Linux is a family of open-source Unix-like operating systems based on the Linux kernel, an operating system kernel first released on September 17, 1991, by Linus Torvalds. Linux is typically packaged in a Linux distribution. Distributions include the Linux kernel and supporting system software and libraries, many of which are provided by the GNU Project. Many Linux distributions use the word “Linux” in their name, but the Free Software Foundation uses the name “GNU/Linux” to emphasize the importance of GNU software, causing some controversy. Linux has grown to become a major force in computing – powering everything from the New York Stock Exchange to mobile phones, supercomputers, and consumer devices.

 

Popular Linux distributions include Debian, Fedora, and Ubuntu. Commercial distributions include Red Hat Enterprise Linux and SUSE Linux Enterprise Server. Desktop Linux distributions include a windowing system such as X11 or Wayland and a desktop environment such as GNOME or KDE Plasma. Distributions intended for servers may omit graphics altogether or include a solution stack such as LAMP. Because Linux is freely redistributable, anyone may create a distribution for any purpose.

 

We will learn:

1) Introduction to Linux

2) Linux  Distributions

3) Installing Ubuntu

4) File system Structure

5) Installing software applications

6) How to get help in Linux (Manuals)

7) Basic Operations in Linux (cd, cat, ls, mkdir, rmdir, exit, pwd, whereis, tail, head, etc)

8) System log

9) File Permissions

10) Editors (nano/vi)

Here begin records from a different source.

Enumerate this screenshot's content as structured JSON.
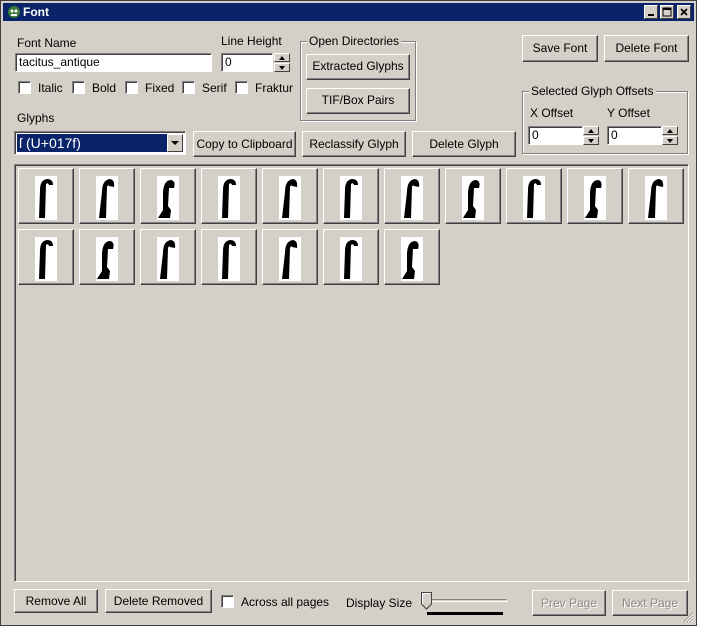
{
  "window": {
    "title": "Font",
    "app_icon": "font-tool-icon"
  },
  "titlebar_buttons": [
    "minimize",
    "maximize",
    "close"
  ],
  "font_name": {
    "label": "Font Name",
    "value": "tacitus_antique"
  },
  "line_height": {
    "label": "Line Height",
    "value": "0"
  },
  "style_checkboxes": [
    {
      "label": "Italic",
      "checked": false
    },
    {
      "label": "Bold",
      "checked": false
    },
    {
      "label": "Fixed",
      "checked": false
    },
    {
      "label": "Serif",
      "checked": false
    },
    {
      "label": "Fraktur",
      "checked": false
    }
  ],
  "open_directories": {
    "title": "Open Directories",
    "extracted_glyphs": "Extracted Glyphs",
    "tif_box_pairs": "TIF/Box Pairs"
  },
  "actions": {
    "save_font": "Save Font",
    "delete_font": "Delete Font"
  },
  "glyph_offsets": {
    "title": "Selected Glyph Offsets",
    "x_label": "X Offset",
    "x_value": "0",
    "y_label": "Y Offset",
    "y_value": "0"
  },
  "glyphs": {
    "label": "Glyphs",
    "selected": "ſ (U+017f)"
  },
  "glyph_actions": {
    "copy": "Copy to Clipboard",
    "reclassify": "Reclassify Glyph",
    "delete": "Delete Glyph"
  },
  "glyph_tiles": [
    {
      "variant": "a"
    },
    {
      "variant": "b"
    },
    {
      "variant": "c"
    },
    {
      "variant": "a"
    },
    {
      "variant": "b"
    },
    {
      "variant": "a"
    },
    {
      "variant": "b"
    },
    {
      "variant": "c"
    },
    {
      "variant": "a"
    },
    {
      "variant": "c"
    },
    {
      "variant": "b"
    },
    {
      "variant": "a"
    },
    {
      "variant": "c"
    },
    {
      "variant": "b"
    },
    {
      "variant": "a"
    },
    {
      "variant": "b"
    },
    {
      "variant": "a"
    },
    {
      "variant": "c"
    }
  ],
  "bottom": {
    "remove_all": "Remove All",
    "delete_removed": "Delete Removed",
    "across_all_pages": "Across all pages",
    "across_all_pages_checked": false,
    "display_size_label": "Display Size",
    "display_size_level": 0,
    "prev_page": "Prev Page",
    "next_page": "Next Page"
  }
}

11) Bash Shell Scripting (interactive script, functions, parameters, if-else loop, boolean, case, for loop, while loop and until loop)